It's ridiculous they haven't. They've made movies about Glenn Miller's life, Billie Holiday's, Benny Goodman's. There are movies about Ray Charles, Charlie Parker ... even Hank Williams and Bobby Darrin. Why not Satch? After all, he is widely regarded as the most influential musician in the most American of musical forms. Without Louie, there may have never been a Glenn Miller, a Benny Goodman, a Ray Charles. He was the fount from which all others flow.
And how could you go wrong with a script about a boy who goes from a "Home for Colored Waifs" to be America's goodwill ambassador to the world? You'd have racial tension (squared, in fact, as many blacks thought of Louie as a Tom while whites still thought of him as black). There would be women troubles (he was married four times) and drugs (Armstrong claimed to have smoked marijuana every day of his adult life).
And best of all, there would be Louie—in my estimation, the most vibrant, soulful and appealing entertainer the 20th century produced. Truly, if God didn't want to see a movie made of Armstrong's life, He'd never have sent us Cuba Gooding Jr. How can you argue with that? So get to it, one of you hungry screenplay writers. And when you're done, send the script to Clint Eastwood. He'll know what to do with it.
Possibly the most poignant episode in the abysmal history of injustice to Native Americans is the saga of Chief Joseph and the NezPerce. A band of 700 men, women and children—200 of whom were actual warriors—frustrated an army of 2,000 over a 1,400-mile odyssey with a level of valor and ingenuity that left even the most racist impressed. But of the thousands of Westerns that have come out of Hollywood, this story has received only the dubious distinction of having been a made-for-TV movie (I Will Fight No More Forever, 1975, starring nobody you ever heard of). What? Do we have to bring Mel Gibson out of rehab to give it the treatment it deserves?
(I must note here that in two days—on my birthday, as a matter of coincidence, I'm sure—it will be the 130th anniversary of Joseph's surrender and his wrenching "From where the sun now stands ..." speech. Yet another reason to take the day off.)
Now if you don't think those ideas would make good movies, you can kiss my sagging ass. So why don't one o' you Gen-X screwballs with pretensions of being a movie-maker get a move on, huh? Napoleon Dynamite II can wait.

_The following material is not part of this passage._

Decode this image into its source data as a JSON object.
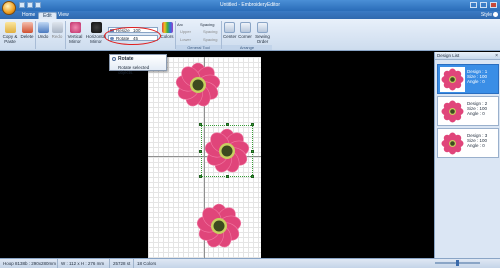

Just be damn sure Adam Sandler doesn't show up in either movie.
And don't go thinking that just 'cause I'm handing out ideas that I'm not keeping a few f'r myself. I got me an opera to write, and a musical comedy, and ... and ... well, just a bunch o' stuff you'll never get y'r hands on, Bub. Not unless they ain't done by the time I'm 70. Then ... we'll see.